English Professor Anna Christiansen headshot wearing a brown shirt


Personal ties to the history and people involved, including her late mother, have made preparation for her upcoming address, “Manaakitanga Here and There: The Case of Eparaima Makapi,” difficult and meaningful, shared Dr. AnnaMarie Christiansen, an associate professor in the Faculty of Arts & Letters.

Christiansen will give the address at Academic Convocation on Thursday, Sept. 30 at 11 a.m. in the Cannon Activities Center, followed by a panel discussion at 3:30 p.m. in the Aloha Center Ballroom.

Sparked by her mother’s death in 2018, Christiansen said she explored FamilySearch and Ancestry.com, which led to questions and discoveries that fueled the research for her address. “I’m asking questions and making connections [that] I feel like I should have when [my mother] was alive … I think she’s somewhere around me supporting this.”
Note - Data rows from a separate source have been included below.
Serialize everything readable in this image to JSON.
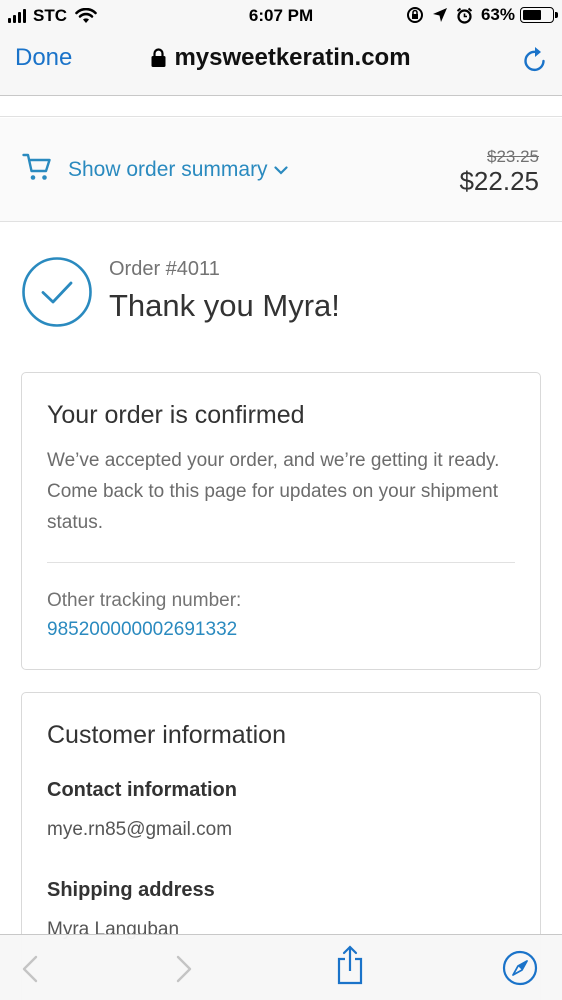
{
  "status_bar": {
    "carrier": "STC",
    "time": "6:07 PM",
    "battery_percent": "63%",
    "battery_level": 0.63,
    "icons": [
      "signal-icon",
      "wifi-icon",
      "orientation-lock-icon",
      "location-icon",
      "alarm-icon",
      "battery-icon"
    ]
  },
  "browser": {
    "done_label": "Done",
    "url": "mysweetkeratin.com",
    "icons": [
      "lock-icon",
      "reload-icon"
    ]
  },
  "order_summary": {
    "toggle_label": "Show order summary",
    "original_price": "$23.25",
    "total_price": "$22.25",
    "icons": [
      "cart-icon",
      "chevron-down-icon"
    ]
  },
  "heading": {
    "order_number": "Order #4011",
    "title": "Thank you Myra!",
    "icons": [
      "checkmark-circle-icon"
    ]
  },
  "confirmation": {
    "title": "Your order is confirmed",
    "body": "We’ve accepted your order, and we’re getting it ready. Come back to this page for updates on your shipment status.",
    "tracking_label": "Other tracking number:",
    "tracking_number": "985200000002691332"
  },
  "customer": {
    "title": "Customer information",
    "contact_heading": "Contact information",
    "email": "mye.rn85@gmail.com",
    "shipping_heading": "Shipping address",
    "shipping_name": "Myra Languban"
  },
  "toolbar": {
    "icons": [
      "back-icon",
      "forward-icon",
      "share-icon",
      "safari-compass-icon"
    ]
  },
  "colors": {
    "link_blue": "#2a8abf",
    "ios_blue": "#1a73c9",
    "text_dark": "#333333",
    "text_muted": "#737373"
  }
}
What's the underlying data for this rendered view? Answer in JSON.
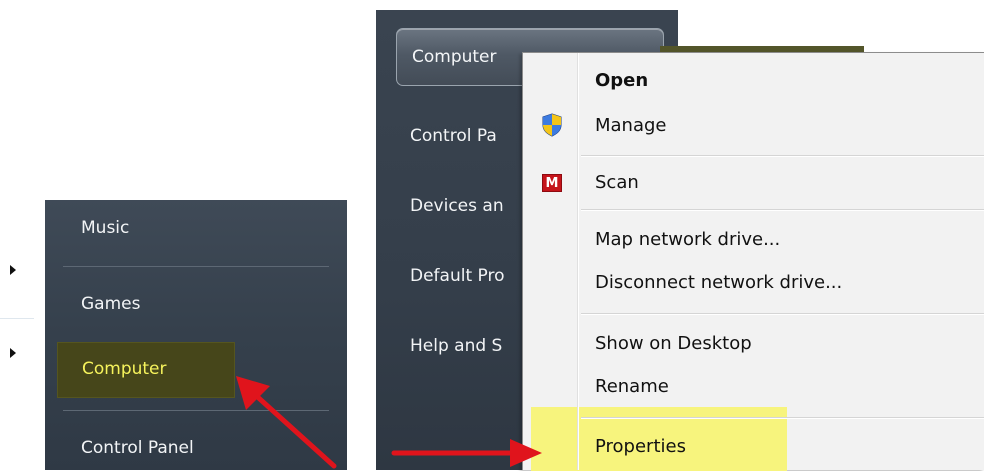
{
  "left_menu": {
    "items": [
      {
        "label": "Music"
      },
      {
        "label": "Games"
      },
      {
        "label": "Computer"
      },
      {
        "label": "Control Panel"
      }
    ]
  },
  "right_menu": {
    "computer_button": "Computer",
    "items": [
      {
        "label": "Control Pa"
      },
      {
        "label": "Devices an"
      },
      {
        "label": "Default Pro"
      },
      {
        "label": "Help and S"
      }
    ]
  },
  "context_menu": {
    "items": [
      {
        "label": "Open"
      },
      {
        "label": "Manage",
        "icon": "uac-shield-icon"
      },
      {
        "label": "Scan",
        "icon": "mcafee-icon",
        "icon_text": "M"
      },
      {
        "label": "Map network drive..."
      },
      {
        "label": "Disconnect network drive..."
      },
      {
        "label": "Show on Desktop"
      },
      {
        "label": "Rename"
      },
      {
        "label": "Properties"
      }
    ]
  },
  "colors": {
    "highlight_yellow": "#f7f47d",
    "start_menu_bg": "#3a4450",
    "selected_text": "#f6f35c",
    "arrow_red": "#e0141c"
  }
}
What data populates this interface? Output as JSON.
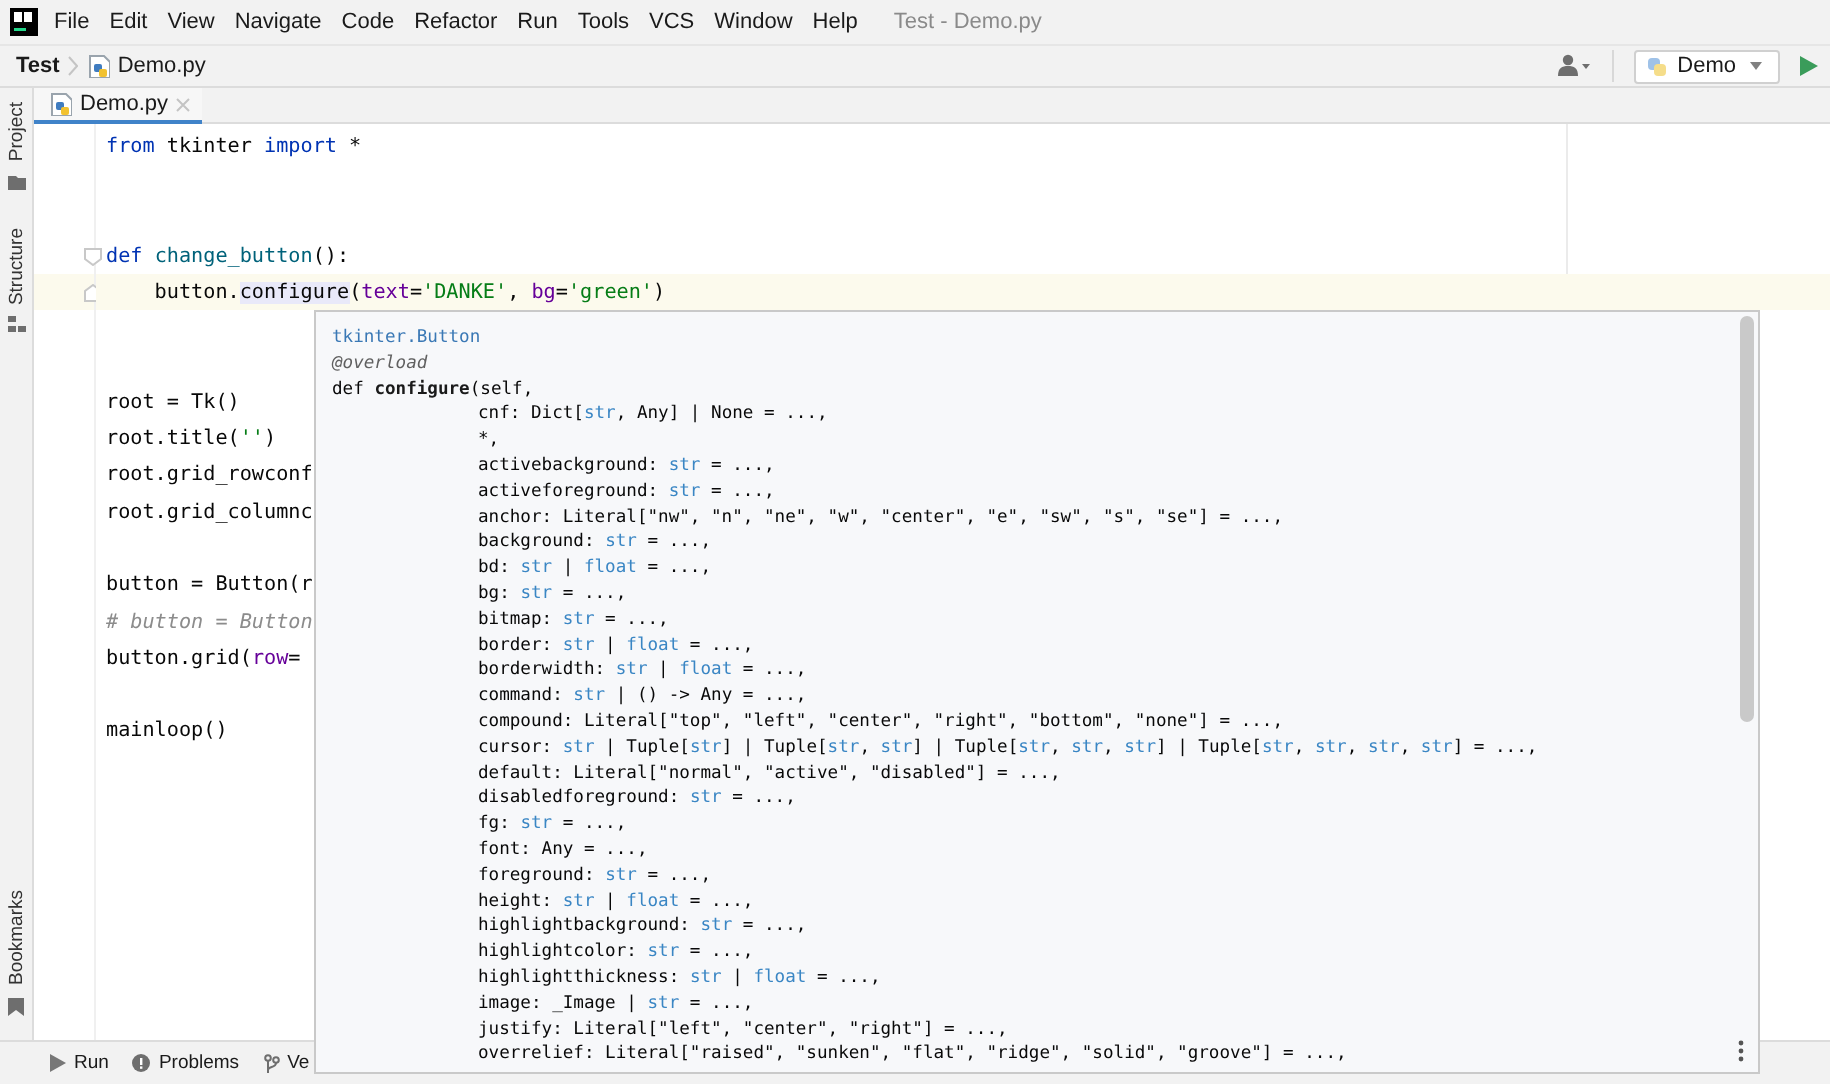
{
  "window": {
    "title": "Test - Demo.py"
  },
  "menu": [
    "File",
    "Edit",
    "View",
    "Navigate",
    "Code",
    "Refactor",
    "Run",
    "Tools",
    "VCS",
    "Window",
    "Help"
  ],
  "navbar": {
    "breadcrumbs": [
      {
        "label": "Test",
        "kind": "project"
      },
      {
        "label": "Demo.py",
        "kind": "file"
      }
    ],
    "run_config": "Demo"
  },
  "tabs": [
    {
      "label": "Demo.py",
      "selected": true
    }
  ],
  "tool_windows": {
    "left": [
      {
        "label": "Project",
        "kind": "folder"
      },
      {
        "label": "Structure",
        "kind": "structure"
      }
    ],
    "left_bottom": [
      {
        "label": "Bookmarks",
        "kind": "bookmark"
      }
    ],
    "bottom": [
      {
        "label": "Run",
        "kind": "run"
      },
      {
        "label": "Problems",
        "kind": "problems"
      },
      {
        "label": "Ve",
        "kind": "vcs"
      }
    ]
  },
  "editor": {
    "lines": [
      {
        "current": false,
        "tokens": [
          {
            "kind": "keyword",
            "text": "from"
          },
          {
            "kind": "plain",
            "text": " tkinter "
          },
          {
            "kind": "keyword",
            "text": "import"
          },
          {
            "kind": "plain",
            "text": " *"
          }
        ]
      },
      {
        "current": false
      },
      {
        "current": false
      },
      {
        "current": false,
        "fold": true,
        "tokens": [
          {
            "kind": "keyword",
            "text": "def "
          },
          {
            "kind": "fn",
            "text": "change_button"
          },
          {
            "kind": "plain",
            "text": "():"
          }
        ]
      },
      {
        "current": true,
        "fold_end": true,
        "tokens": [
          {
            "kind": "plain",
            "text": "    button."
          },
          {
            "kind": "usage",
            "text": "configure"
          },
          {
            "kind": "plain",
            "text": "("
          },
          {
            "kind": "param",
            "text": "text"
          },
          {
            "kind": "plain",
            "text": "="
          },
          {
            "kind": "string",
            "text": "'DANKE'"
          },
          {
            "kind": "plain",
            "text": ", "
          },
          {
            "kind": "param",
            "text": "bg"
          },
          {
            "kind": "plain",
            "text": "="
          },
          {
            "kind": "string",
            "text": "'green'"
          },
          {
            "kind": "plain",
            "text": ")"
          }
        ]
      },
      {
        "current": false
      },
      {
        "current": false
      },
      {
        "current": false,
        "tokens": [
          {
            "kind": "plain",
            "text": "root = Tk()"
          }
        ]
      },
      {
        "current": false,
        "tokens": [
          {
            "kind": "plain",
            "text": "root.title("
          },
          {
            "kind": "string",
            "text": "''"
          },
          {
            "kind": "plain",
            "text": ")"
          }
        ]
      },
      {
        "current": false,
        "tokens": [
          {
            "kind": "plain",
            "text": "root.grid_rowconf"
          }
        ]
      },
      {
        "current": false,
        "tokens": [
          {
            "kind": "plain",
            "text": "root.grid_columnc"
          }
        ]
      },
      {
        "current": false
      },
      {
        "current": false,
        "tokens": [
          {
            "kind": "plain",
            "text": "button = Button(r"
          }
        ]
      },
      {
        "current": false,
        "tokens": [
          {
            "kind": "comment",
            "text": "# button = Button"
          }
        ]
      },
      {
        "current": false,
        "tokens": [
          {
            "kind": "plain",
            "text": "button.grid("
          },
          {
            "kind": "param",
            "text": "row"
          },
          {
            "kind": "plain",
            "text": "="
          }
        ]
      },
      {
        "current": false
      },
      {
        "current": false,
        "tokens": [
          {
            "kind": "plain",
            "text": "mainloop()"
          }
        ]
      }
    ]
  },
  "popup": {
    "lines": [
      {
        "kind": "head",
        "tokens": [
          {
            "kind": "link",
            "text": "tkinter.Button"
          }
        ]
      },
      {
        "kind": "head",
        "tokens": [
          {
            "kind": "decorator",
            "text": "@overload"
          }
        ]
      },
      {
        "kind": "head",
        "tokens": [
          {
            "kind": "plain",
            "text": "def "
          },
          {
            "kind": "bold",
            "text": "configure"
          },
          {
            "kind": "plain",
            "text": "(self,"
          }
        ]
      },
      {
        "kind": "param",
        "tokens": [
          {
            "kind": "plain",
            "text": "cnf: Dict["
          },
          {
            "kind": "type",
            "text": "str"
          },
          {
            "kind": "plain",
            "text": ", Any] | None = ...,"
          }
        ]
      },
      {
        "kind": "param",
        "tokens": [
          {
            "kind": "plain",
            "text": "*,"
          }
        ]
      },
      {
        "kind": "param",
        "tokens": [
          {
            "kind": "plain",
            "text": "activebackground: "
          },
          {
            "kind": "type",
            "text": "str"
          },
          {
            "kind": "plain",
            "text": " = ...,"
          }
        ]
      },
      {
        "kind": "param",
        "tokens": [
          {
            "kind": "plain",
            "text": "activeforeground: "
          },
          {
            "kind": "type",
            "text": "str"
          },
          {
            "kind": "plain",
            "text": " = ...,"
          }
        ]
      },
      {
        "kind": "param",
        "tokens": [
          {
            "kind": "plain",
            "text": "anchor: Literal[\"nw\", \"n\", \"ne\", \"w\", \"center\", \"e\", \"sw\", \"s\", \"se\"] = ...,"
          }
        ]
      },
      {
        "kind": "param",
        "tokens": [
          {
            "kind": "plain",
            "text": "background: "
          },
          {
            "kind": "type",
            "text": "str"
          },
          {
            "kind": "plain",
            "text": " = ...,"
          }
        ]
      },
      {
        "kind": "param",
        "tokens": [
          {
            "kind": "plain",
            "text": "bd: "
          },
          {
            "kind": "type",
            "text": "str"
          },
          {
            "kind": "plain",
            "text": " | "
          },
          {
            "kind": "type",
            "text": "float"
          },
          {
            "kind": "plain",
            "text": " = ...,"
          }
        ]
      },
      {
        "kind": "param",
        "tokens": [
          {
            "kind": "plain",
            "text": "bg: "
          },
          {
            "kind": "type",
            "text": "str"
          },
          {
            "kind": "plain",
            "text": " = ...,"
          }
        ]
      },
      {
        "kind": "param",
        "tokens": [
          {
            "kind": "plain",
            "text": "bitmap: "
          },
          {
            "kind": "type",
            "text": "str"
          },
          {
            "kind": "plain",
            "text": " = ...,"
          }
        ]
      },
      {
        "kind": "param",
        "tokens": [
          {
            "kind": "plain",
            "text": "border: "
          },
          {
            "kind": "type",
            "text": "str"
          },
          {
            "kind": "plain",
            "text": " | "
          },
          {
            "kind": "type",
            "text": "float"
          },
          {
            "kind": "plain",
            "text": " = ...,"
          }
        ]
      },
      {
        "kind": "param",
        "tokens": [
          {
            "kind": "plain",
            "text": "borderwidth: "
          },
          {
            "kind": "type",
            "text": "str"
          },
          {
            "kind": "plain",
            "text": " | "
          },
          {
            "kind": "type",
            "text": "float"
          },
          {
            "kind": "plain",
            "text": " = ...,"
          }
        ]
      },
      {
        "kind": "param",
        "tokens": [
          {
            "kind": "plain",
            "text": "command: "
          },
          {
            "kind": "type",
            "text": "str"
          },
          {
            "kind": "plain",
            "text": " | () -> Any = ...,"
          }
        ]
      },
      {
        "kind": "param",
        "tokens": [
          {
            "kind": "plain",
            "text": "compound: Literal[\"top\", \"left\", \"center\", \"right\", \"bottom\", \"none\"] = ...,"
          }
        ]
      },
      {
        "kind": "param",
        "tokens": [
          {
            "kind": "plain",
            "text": "cursor: "
          },
          {
            "kind": "type",
            "text": "str"
          },
          {
            "kind": "plain",
            "text": " | Tuple["
          },
          {
            "kind": "type",
            "text": "str"
          },
          {
            "kind": "plain",
            "text": "] | Tuple["
          },
          {
            "kind": "type",
            "text": "str"
          },
          {
            "kind": "plain",
            "text": ", "
          },
          {
            "kind": "type",
            "text": "str"
          },
          {
            "kind": "plain",
            "text": "] | Tuple["
          },
          {
            "kind": "type",
            "text": "str"
          },
          {
            "kind": "plain",
            "text": ", "
          },
          {
            "kind": "type",
            "text": "str"
          },
          {
            "kind": "plain",
            "text": ", "
          },
          {
            "kind": "type",
            "text": "str"
          },
          {
            "kind": "plain",
            "text": "] | Tuple["
          },
          {
            "kind": "type",
            "text": "str"
          },
          {
            "kind": "plain",
            "text": ", "
          },
          {
            "kind": "type",
            "text": "str"
          },
          {
            "kind": "plain",
            "text": ", "
          },
          {
            "kind": "type",
            "text": "str"
          },
          {
            "kind": "plain",
            "text": ", "
          },
          {
            "kind": "type",
            "text": "str"
          },
          {
            "kind": "plain",
            "text": "] = ...,"
          }
        ]
      },
      {
        "kind": "param",
        "tokens": [
          {
            "kind": "plain",
            "text": "default: Literal[\"normal\", \"active\", \"disabled\"] = ...,"
          }
        ]
      },
      {
        "kind": "param",
        "tokens": [
          {
            "kind": "plain",
            "text": "disabledforeground: "
          },
          {
            "kind": "type",
            "text": "str"
          },
          {
            "kind": "plain",
            "text": " = ...,"
          }
        ]
      },
      {
        "kind": "param",
        "tokens": [
          {
            "kind": "plain",
            "text": "fg: "
          },
          {
            "kind": "type",
            "text": "str"
          },
          {
            "kind": "plain",
            "text": " = ...,"
          }
        ]
      },
      {
        "kind": "param",
        "tokens": [
          {
            "kind": "plain",
            "text": "font: Any = ...,"
          }
        ]
      },
      {
        "kind": "param",
        "tokens": [
          {
            "kind": "plain",
            "text": "foreground: "
          },
          {
            "kind": "type",
            "text": "str"
          },
          {
            "kind": "plain",
            "text": " = ...,"
          }
        ]
      },
      {
        "kind": "param",
        "tokens": [
          {
            "kind": "plain",
            "text": "height: "
          },
          {
            "kind": "type",
            "text": "str"
          },
          {
            "kind": "plain",
            "text": " | "
          },
          {
            "kind": "type",
            "text": "float"
          },
          {
            "kind": "plain",
            "text": " = ...,"
          }
        ]
      },
      {
        "kind": "param",
        "tokens": [
          {
            "kind": "plain",
            "text": "highlightbackground: "
          },
          {
            "kind": "type",
            "text": "str"
          },
          {
            "kind": "plain",
            "text": " = ...,"
          }
        ]
      },
      {
        "kind": "param",
        "tokens": [
          {
            "kind": "plain",
            "text": "highlightcolor: "
          },
          {
            "kind": "type",
            "text": "str"
          },
          {
            "kind": "plain",
            "text": " = ...,"
          }
        ]
      },
      {
        "kind": "param",
        "tokens": [
          {
            "kind": "plain",
            "text": "highlightthickness: "
          },
          {
            "kind": "type",
            "text": "str"
          },
          {
            "kind": "plain",
            "text": " | "
          },
          {
            "kind": "type",
            "text": "float"
          },
          {
            "kind": "plain",
            "text": " = ...,"
          }
        ]
      },
      {
        "kind": "param",
        "tokens": [
          {
            "kind": "plain",
            "text": "image: _Image | "
          },
          {
            "kind": "type",
            "text": "str"
          },
          {
            "kind": "plain",
            "text": " = ...,"
          }
        ]
      },
      {
        "kind": "param",
        "tokens": [
          {
            "kind": "plain",
            "text": "justify: Literal[\"left\", \"center\", \"right\"] = ...,"
          }
        ]
      },
      {
        "kind": "param",
        "tokens": [
          {
            "kind": "plain",
            "text": "overrelief: Literal[\"raised\", \"sunken\", \"flat\", \"ridge\", \"solid\", \"groove\"] = ...,"
          }
        ]
      }
    ]
  }
}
Christiansen explained her research deals with a relationship in the late 1800s and early 1900s between a missionary for the Church of Jesus Christ of Latter-day Saints and a small Māori tribe called Ngāti Hine, with whom her mother affiliates.

The missionary’s name, Ephraim Magleby, was transliterated to “Eparaima Makapi” in Māori, explained Christiansen, and used in the naming of their “marae,” or important gathering place. Christiansen said she thought it was strange they named a place that was important to their family after him.

Through further research, Christiansen said she discovered a history of exchanges between Magleby and the Ngāti Hine, including Magleby introducing them to the gospel and the Ngāti Hine offering their land to the Church.

“I’m fascinated by the back-and-forth … exchange of knowledge and hospitality and gratitude. So that’s what I’m going to focus on [in my speech].”

Christiansen said she also connects this exchange of hospitality to her own upbringing and “how these relationships of manaaki, of extending hospitality [and] caring for each other, extend[s] across the ocean and through history.”

Although her mother was born and raised in New Zealand, Christiansen said she considers herself a part of the Māori dispersion, as she was born in Australia but raised in Las Vegas, Nevada. “Connection to our culture and history was tenuous, but [my mother] really tried hard when we were growing up to keep it alive.”

Christiansen received her bachelor’s in English from BYUH and like many students before her, said she lived the complete BYUH experience—from hales to off-campus housing and TVA. She has since earned her Doctorate of Arts degree from Idaho State University and began teaching at BYUH in 1992.